Interface dataset entries

++++++++++

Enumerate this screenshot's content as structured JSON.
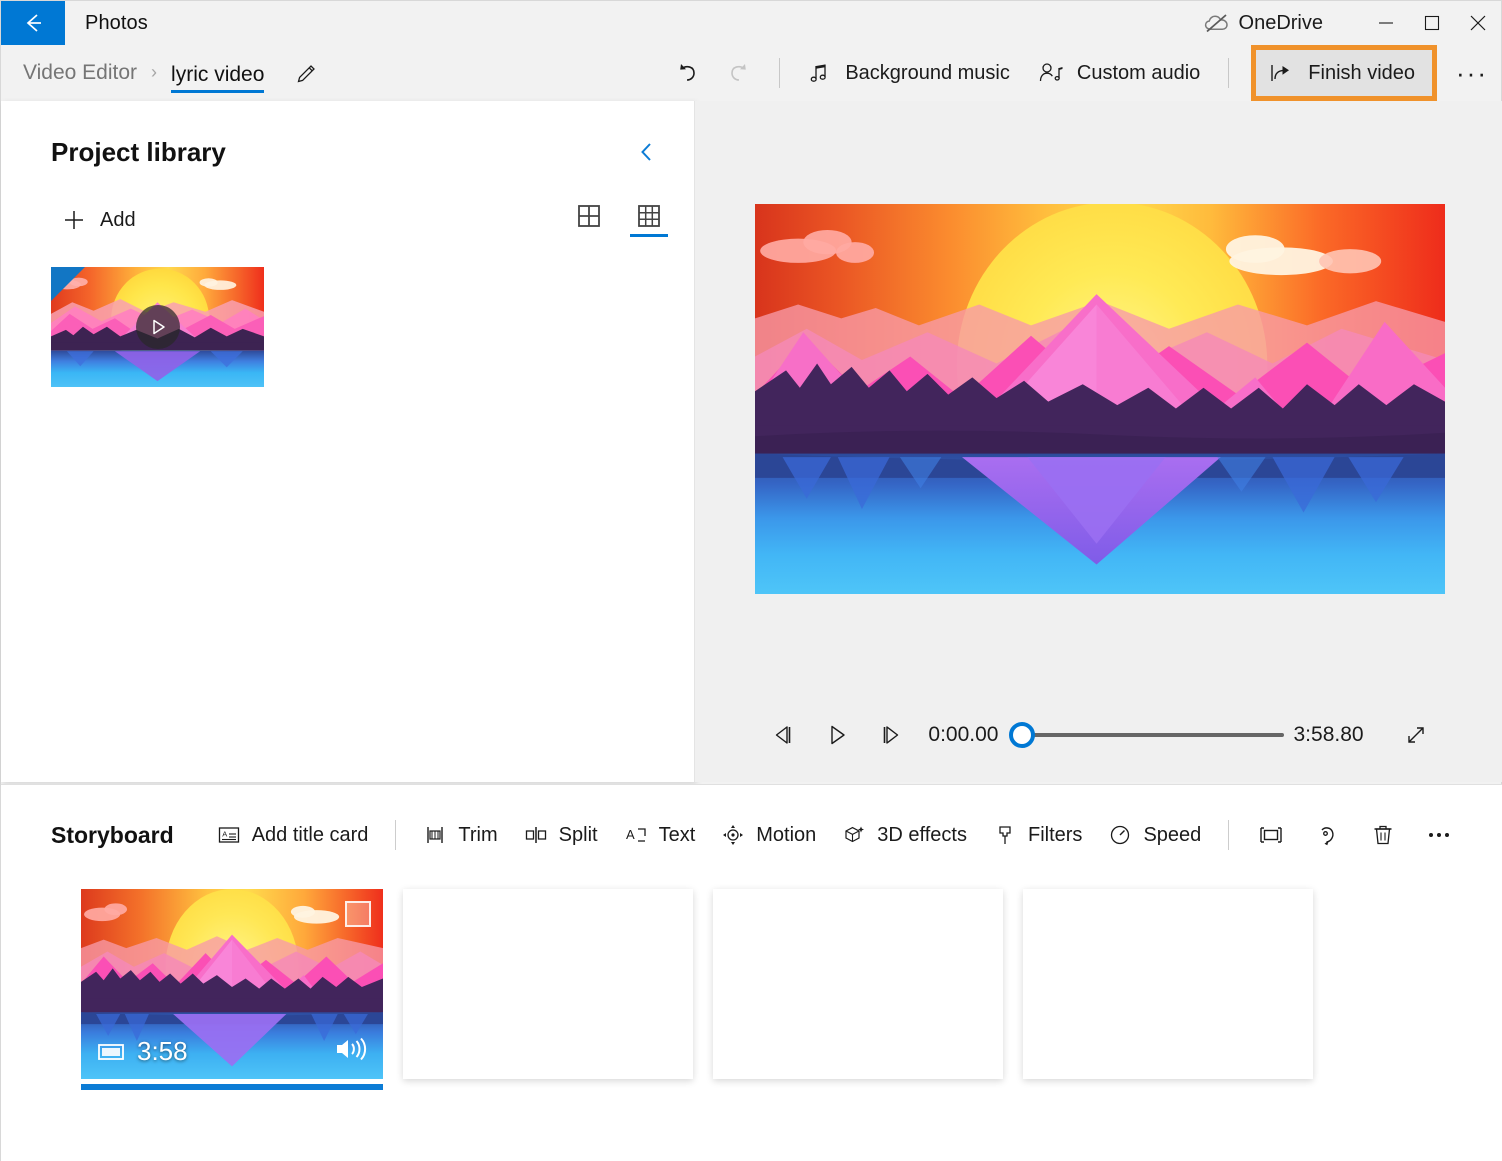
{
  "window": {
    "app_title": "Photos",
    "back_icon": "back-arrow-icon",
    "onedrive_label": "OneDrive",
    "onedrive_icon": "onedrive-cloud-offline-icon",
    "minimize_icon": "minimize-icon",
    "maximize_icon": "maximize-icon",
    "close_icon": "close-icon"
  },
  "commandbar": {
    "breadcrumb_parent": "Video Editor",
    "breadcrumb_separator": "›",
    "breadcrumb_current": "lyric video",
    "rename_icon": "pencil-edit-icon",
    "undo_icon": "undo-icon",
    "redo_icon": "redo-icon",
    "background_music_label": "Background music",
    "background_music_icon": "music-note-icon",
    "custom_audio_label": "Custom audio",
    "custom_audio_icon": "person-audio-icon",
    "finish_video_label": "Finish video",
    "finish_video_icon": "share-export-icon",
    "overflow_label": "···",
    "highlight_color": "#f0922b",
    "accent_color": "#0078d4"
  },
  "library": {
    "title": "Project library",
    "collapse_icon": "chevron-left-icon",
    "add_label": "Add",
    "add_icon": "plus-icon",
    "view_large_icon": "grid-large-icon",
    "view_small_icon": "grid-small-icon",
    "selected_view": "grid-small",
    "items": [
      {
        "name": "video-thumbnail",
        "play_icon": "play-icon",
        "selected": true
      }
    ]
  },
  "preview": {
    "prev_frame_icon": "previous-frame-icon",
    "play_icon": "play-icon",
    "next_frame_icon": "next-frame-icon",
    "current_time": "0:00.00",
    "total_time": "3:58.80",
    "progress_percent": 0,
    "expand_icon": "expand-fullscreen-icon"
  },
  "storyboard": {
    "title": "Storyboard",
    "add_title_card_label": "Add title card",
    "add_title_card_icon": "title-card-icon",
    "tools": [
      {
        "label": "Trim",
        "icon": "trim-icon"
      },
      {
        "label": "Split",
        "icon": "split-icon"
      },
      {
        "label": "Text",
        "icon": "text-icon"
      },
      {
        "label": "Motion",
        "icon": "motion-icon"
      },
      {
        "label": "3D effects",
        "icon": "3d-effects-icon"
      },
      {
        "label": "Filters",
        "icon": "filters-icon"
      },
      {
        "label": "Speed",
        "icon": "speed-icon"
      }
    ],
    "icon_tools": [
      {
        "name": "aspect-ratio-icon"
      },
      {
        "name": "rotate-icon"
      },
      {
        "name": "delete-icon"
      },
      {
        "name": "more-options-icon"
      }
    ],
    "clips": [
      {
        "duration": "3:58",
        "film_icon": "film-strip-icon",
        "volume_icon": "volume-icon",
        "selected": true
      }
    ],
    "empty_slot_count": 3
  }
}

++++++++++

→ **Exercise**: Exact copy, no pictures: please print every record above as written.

→ **Answer box**:
Enumerate this screenshot's content as structured JSON.
{
  "window": {
    "app_title": "Photos",
    "back_icon": "back-arrow-icon",
    "onedrive_label": "OneDrive",
    "onedrive_icon": "onedrive-cloud-offline-icon",
    "minimize_icon": "minimize-icon",
    "maximize_icon": "maximize-icon",
    "close_icon": "close-icon"
  },
  "commandbar": {
    "breadcrumb_parent": "Video Editor",
    "breadcrumb_separator": "›",
    "breadcrumb_current": "lyric video",
    "rename_icon": "pencil-edit-icon",
    "undo_icon": "undo-icon",
    "redo_icon": "redo-icon",
    "background_music_label": "Background music",
    "background_music_icon": "music-note-icon",
    "custom_audio_label": "Custom audio",
    "custom_audio_icon": "person-audio-icon",
    "finish_video_label": "Finish video",
    "finish_video_icon": "share-export-icon",
    "overflow_label": "···",
    "highlight_color": "#f0922b",
    "accent_color": "#0078d4"
  },
  "library": {
    "title": "Project library",
    "collapse_icon": "chevron-left-icon",
    "add_label": "Add",
    "add_icon": "plus-icon",
    "view_large_icon": "grid-large-icon",
    "view_small_icon": "grid-small-icon",
    "selected_view": "grid-small",
    "items": [
      {
        "name": "video-thumbnail",
        "play_icon": "play-icon",
        "selected": true
      }
    ]
  },
  "preview": {
    "prev_frame_icon": "previous-frame-icon",
    "play_icon": "play-icon",
    "next_frame_icon": "next-frame-icon",
    "current_time": "0:00.00",
    "total_time": "3:58.80",
    "progress_percent": 0,
    "expand_icon": "expand-fullscreen-icon"
  },
  "storyboard": {
    "title": "Storyboard",
    "add_title_card_label": "Add title card",
    "add_title_card_icon": "title-card-icon",
    "tools": [
      {
        "label": "Trim",
        "icon": "trim-icon"
      },
      {
        "label": "Split",
        "icon": "split-icon"
      },
      {
        "label": "Text",
        "icon": "text-icon"
      },
      {
        "label": "Motion",
        "icon": "motion-icon"
      },
      {
        "label": "3D effects",
        "icon": "3d-effects-icon"
      },
      {
        "label": "Filters",
        "icon": "filters-icon"
      },
      {
        "label": "Speed",
        "icon": "speed-icon"
      }
    ],
    "icon_tools": [
      {
        "name": "aspect-ratio-icon"
      },
      {
        "name": "rotate-icon"
      },
      {
        "name": "delete-icon"
      },
      {
        "name": "more-options-icon"
      }
    ],
    "clips": [
      {
        "duration": "3:58",
        "film_icon": "film-strip-icon",
        "volume_icon": "volume-icon",
        "selected": true
      }
    ],
    "empty_slot_count": 3
  }
}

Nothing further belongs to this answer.